When asked how many mentally ill people have been shot by law enforcement officers in the county between 2007 and 2010, deputy district attorney Richard Armstrong responded: “A determination of how many involved persons were mentally ill is not feasible. ‘Mentally ill’ is an amorphous term — some persons involved in officer-involved shootings might have severe mental health issues, others might have minor mental health issues, many have none. There is no ‘check box’ for mental health status in evaluating these events.”
Asked if the district attorney’s office takes into account a suspect’s mental health condition when reviewing an officer-involved shooting, Armstrong responded: “Our office does not treat an incident any differently if the suspect/victim has a mental disability. Our review determines whether or not the use of deadly force in an incident was legally justified.”
San Diego County does have one program to aid law enforcement. If notified that a mental health emergency exists, police dispatchers may alert a Psychiatric Emergency Response Team.
Twenty-three teams, each comprising a licensed mental health clinician and a specially trained officer, work in shifts throughout the county to provide support in a crisis.
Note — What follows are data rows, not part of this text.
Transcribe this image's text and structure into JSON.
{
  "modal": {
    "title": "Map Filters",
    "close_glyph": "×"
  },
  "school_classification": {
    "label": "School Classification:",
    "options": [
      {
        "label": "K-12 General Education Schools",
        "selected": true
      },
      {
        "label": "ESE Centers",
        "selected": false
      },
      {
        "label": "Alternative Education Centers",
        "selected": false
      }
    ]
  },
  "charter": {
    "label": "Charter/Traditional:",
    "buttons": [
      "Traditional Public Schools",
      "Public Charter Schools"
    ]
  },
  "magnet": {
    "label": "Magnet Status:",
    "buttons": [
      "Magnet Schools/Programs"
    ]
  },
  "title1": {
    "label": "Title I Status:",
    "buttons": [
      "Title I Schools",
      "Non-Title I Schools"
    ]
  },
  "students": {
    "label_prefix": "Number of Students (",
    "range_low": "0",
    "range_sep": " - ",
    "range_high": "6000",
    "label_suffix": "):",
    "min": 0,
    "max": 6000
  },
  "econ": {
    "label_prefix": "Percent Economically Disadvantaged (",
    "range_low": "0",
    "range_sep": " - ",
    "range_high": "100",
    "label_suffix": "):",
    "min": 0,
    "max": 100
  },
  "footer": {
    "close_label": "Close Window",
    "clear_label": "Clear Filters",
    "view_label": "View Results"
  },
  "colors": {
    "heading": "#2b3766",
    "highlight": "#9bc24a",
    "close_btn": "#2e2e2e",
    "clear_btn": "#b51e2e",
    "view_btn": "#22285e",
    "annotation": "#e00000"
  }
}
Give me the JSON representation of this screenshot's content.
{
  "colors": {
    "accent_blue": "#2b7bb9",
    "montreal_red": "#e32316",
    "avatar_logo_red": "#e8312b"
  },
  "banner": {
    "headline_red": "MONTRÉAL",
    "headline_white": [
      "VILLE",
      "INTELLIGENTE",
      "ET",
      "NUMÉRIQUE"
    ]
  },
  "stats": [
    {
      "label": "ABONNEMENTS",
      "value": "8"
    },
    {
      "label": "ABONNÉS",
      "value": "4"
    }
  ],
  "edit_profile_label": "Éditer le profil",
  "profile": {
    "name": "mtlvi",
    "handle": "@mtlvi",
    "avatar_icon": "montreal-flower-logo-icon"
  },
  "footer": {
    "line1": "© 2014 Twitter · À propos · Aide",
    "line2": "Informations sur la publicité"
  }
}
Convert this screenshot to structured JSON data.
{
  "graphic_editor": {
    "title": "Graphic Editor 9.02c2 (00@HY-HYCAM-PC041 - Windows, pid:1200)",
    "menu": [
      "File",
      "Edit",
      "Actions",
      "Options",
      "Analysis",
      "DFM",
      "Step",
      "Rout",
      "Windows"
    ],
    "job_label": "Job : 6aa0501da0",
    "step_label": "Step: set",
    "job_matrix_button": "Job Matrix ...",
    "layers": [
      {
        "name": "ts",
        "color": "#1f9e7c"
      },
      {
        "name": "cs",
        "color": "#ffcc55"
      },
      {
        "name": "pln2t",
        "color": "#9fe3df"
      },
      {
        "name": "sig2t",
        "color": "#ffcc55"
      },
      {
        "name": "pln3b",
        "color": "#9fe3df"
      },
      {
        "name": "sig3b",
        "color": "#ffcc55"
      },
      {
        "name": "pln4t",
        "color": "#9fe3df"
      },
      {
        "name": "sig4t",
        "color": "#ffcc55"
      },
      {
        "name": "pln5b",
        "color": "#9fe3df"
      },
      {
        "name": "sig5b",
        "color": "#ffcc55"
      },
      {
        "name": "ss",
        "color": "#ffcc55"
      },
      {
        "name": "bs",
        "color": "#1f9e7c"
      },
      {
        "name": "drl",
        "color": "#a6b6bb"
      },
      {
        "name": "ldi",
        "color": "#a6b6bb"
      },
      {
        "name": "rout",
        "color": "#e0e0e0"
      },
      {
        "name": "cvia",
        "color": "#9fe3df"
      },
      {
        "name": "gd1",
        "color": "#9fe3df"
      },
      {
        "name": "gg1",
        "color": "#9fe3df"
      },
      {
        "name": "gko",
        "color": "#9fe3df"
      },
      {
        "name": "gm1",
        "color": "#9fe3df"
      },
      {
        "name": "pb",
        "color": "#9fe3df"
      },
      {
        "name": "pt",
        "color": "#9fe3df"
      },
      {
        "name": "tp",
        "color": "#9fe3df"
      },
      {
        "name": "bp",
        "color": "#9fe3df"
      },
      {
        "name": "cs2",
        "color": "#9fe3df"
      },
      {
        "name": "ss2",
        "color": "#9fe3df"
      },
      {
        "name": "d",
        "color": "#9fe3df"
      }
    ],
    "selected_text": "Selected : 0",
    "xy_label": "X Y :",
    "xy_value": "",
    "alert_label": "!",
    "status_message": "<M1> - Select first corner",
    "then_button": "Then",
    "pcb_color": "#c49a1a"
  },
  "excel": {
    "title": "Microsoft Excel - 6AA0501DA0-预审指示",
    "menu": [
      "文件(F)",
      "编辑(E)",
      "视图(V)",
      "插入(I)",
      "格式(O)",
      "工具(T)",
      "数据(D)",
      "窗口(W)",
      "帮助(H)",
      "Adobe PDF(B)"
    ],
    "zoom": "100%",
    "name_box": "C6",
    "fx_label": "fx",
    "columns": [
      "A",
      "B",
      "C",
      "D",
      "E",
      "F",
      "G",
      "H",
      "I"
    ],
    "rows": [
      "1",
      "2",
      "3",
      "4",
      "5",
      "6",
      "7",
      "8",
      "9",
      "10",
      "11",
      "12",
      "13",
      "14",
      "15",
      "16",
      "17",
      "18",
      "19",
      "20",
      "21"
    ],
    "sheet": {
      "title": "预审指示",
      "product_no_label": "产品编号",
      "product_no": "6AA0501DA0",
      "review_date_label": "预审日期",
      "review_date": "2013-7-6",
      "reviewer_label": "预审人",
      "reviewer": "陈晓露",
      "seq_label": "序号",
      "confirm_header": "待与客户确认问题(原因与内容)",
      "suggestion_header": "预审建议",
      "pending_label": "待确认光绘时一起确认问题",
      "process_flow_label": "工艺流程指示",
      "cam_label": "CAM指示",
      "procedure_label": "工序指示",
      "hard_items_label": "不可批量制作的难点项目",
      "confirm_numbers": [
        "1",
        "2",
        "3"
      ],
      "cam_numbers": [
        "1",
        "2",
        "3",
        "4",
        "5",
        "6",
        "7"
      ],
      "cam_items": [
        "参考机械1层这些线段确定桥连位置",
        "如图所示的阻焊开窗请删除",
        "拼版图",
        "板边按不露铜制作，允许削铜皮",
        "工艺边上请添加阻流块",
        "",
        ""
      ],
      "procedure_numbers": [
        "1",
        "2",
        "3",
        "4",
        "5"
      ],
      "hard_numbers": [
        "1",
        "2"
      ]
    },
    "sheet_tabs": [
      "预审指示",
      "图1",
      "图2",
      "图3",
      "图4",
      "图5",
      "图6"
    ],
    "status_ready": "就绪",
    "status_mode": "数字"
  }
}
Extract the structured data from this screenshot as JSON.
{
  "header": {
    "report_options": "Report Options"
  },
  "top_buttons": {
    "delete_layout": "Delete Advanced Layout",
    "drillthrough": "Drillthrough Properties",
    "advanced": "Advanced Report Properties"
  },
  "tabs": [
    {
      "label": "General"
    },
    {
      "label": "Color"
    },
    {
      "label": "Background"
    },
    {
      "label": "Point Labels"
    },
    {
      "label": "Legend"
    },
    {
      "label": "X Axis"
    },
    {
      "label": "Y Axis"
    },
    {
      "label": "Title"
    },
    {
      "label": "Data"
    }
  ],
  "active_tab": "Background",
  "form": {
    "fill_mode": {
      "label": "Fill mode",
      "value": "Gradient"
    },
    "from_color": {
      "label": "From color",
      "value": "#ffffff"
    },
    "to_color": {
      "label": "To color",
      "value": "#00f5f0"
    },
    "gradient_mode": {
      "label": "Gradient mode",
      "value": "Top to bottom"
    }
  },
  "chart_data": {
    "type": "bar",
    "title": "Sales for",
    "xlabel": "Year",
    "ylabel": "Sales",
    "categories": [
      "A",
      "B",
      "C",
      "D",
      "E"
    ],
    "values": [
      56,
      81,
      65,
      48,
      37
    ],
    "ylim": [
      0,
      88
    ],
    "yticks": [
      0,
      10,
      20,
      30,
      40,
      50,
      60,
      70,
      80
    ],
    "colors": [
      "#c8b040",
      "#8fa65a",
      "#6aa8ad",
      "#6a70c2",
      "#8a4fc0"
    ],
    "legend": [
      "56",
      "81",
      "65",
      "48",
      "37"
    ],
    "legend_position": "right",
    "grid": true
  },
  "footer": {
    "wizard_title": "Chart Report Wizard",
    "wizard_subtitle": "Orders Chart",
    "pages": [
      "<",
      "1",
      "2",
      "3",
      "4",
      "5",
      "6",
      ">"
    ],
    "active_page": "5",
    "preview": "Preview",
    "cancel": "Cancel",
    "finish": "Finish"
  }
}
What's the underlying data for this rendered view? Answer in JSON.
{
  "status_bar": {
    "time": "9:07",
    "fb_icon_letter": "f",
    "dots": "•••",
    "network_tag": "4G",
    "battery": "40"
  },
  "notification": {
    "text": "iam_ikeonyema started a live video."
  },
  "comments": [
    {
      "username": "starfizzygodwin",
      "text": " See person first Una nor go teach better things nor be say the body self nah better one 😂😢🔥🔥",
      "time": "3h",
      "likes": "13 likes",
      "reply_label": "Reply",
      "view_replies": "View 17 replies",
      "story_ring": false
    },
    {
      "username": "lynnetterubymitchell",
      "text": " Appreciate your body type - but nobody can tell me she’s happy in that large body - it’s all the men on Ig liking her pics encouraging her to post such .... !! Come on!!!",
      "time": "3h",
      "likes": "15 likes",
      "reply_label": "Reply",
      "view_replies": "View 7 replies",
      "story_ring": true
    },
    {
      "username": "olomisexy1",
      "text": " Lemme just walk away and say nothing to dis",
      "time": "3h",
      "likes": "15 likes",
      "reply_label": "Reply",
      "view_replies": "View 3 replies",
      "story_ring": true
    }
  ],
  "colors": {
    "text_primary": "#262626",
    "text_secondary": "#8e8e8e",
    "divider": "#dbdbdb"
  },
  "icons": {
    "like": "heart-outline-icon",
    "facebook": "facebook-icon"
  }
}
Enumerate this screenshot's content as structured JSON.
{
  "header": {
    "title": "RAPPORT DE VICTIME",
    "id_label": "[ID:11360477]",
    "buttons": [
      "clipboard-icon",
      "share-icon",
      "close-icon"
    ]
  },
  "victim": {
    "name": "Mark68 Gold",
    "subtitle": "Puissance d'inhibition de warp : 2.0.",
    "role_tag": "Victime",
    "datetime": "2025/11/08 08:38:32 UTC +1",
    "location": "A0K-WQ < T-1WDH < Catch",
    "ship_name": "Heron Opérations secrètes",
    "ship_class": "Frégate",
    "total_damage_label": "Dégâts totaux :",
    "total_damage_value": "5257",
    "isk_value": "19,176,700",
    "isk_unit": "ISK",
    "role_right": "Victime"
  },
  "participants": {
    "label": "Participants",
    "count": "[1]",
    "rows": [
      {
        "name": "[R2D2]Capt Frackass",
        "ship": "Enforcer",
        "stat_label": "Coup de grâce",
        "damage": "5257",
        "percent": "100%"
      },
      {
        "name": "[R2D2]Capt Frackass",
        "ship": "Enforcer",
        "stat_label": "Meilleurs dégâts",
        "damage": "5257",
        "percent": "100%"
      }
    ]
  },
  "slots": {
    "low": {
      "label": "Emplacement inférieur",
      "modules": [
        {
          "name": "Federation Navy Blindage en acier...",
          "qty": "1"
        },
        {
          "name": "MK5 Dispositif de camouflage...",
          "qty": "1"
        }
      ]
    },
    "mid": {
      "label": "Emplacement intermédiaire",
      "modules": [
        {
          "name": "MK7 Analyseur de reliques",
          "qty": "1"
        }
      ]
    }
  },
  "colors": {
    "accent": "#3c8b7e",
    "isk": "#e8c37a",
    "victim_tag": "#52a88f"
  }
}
The program is a partnership of county law enforcement agencies, administered by a nonprofit.
Sitting inside the response team’s headquarters, in an office building off Morena Boulevard in Linda Vista, Dr. Jim Fix, the executive director, explains the difficulties of responding to mental health emergencies and talks of the increase in calls during recent years.
“The recipe for disaster is somebody who is severely psychotic and agitated, and law enforcement. It has the potential to be very volatile. When these two subsets come together, very good things can happen and very bad things can happen.”
Fix says that calls for the psychiatric response teams have increased by 15 percent each year for the past five years. In 2009, teams fielded 15,000 calls, 7500 of which required mental health interventions.
“We’re just scratching the surface of the calls coming in,” Fix says. “There are fewer resources compared to the number of people who need them.”
Fix blames the increased need on the poor economy, the high number of veterans plagued by post-traumatic stress disorder, and the cuts to mental health programs.
Fix and the response team’s board of directors would like to secure more funds to use for training. Currently, the program offers training sessions four times a year for 50 officers per session.
“I’m working my tail off to increase the training to the best of my ability,” says Fix.
Until such training is routine for all officers, and until law enforcement agencies develop transparent policies and procedures for handling incidents involving mentally ill people, grieving families such as Nathan Manning’s will be left to search for explanations as to why an officer killed their loved one.
“It seems to me that the San Diego Police Department was mostly focused on circling their wagons to protect their own interests, keeping all known information close to the chest, and leaving grieving family members and friends to play a veritable shell game, looking under cups for the actual truth about what really happened,” writes Noah Manning in a follow-up email.
“What options are available to my family to find the true facts surrounding the death of my brother? It would appear the answer is: grieve, grin and bear it, or file a lawsuit. [The latter requires] time, energy, and money. And, the perception by some that greed is our motivating factor — nothing could be further from the truth.”
Two weeks ago, Nathan Manning’s parents filed a formal complaint with the San Diego Police Department, a prelude to filing a lawsuit.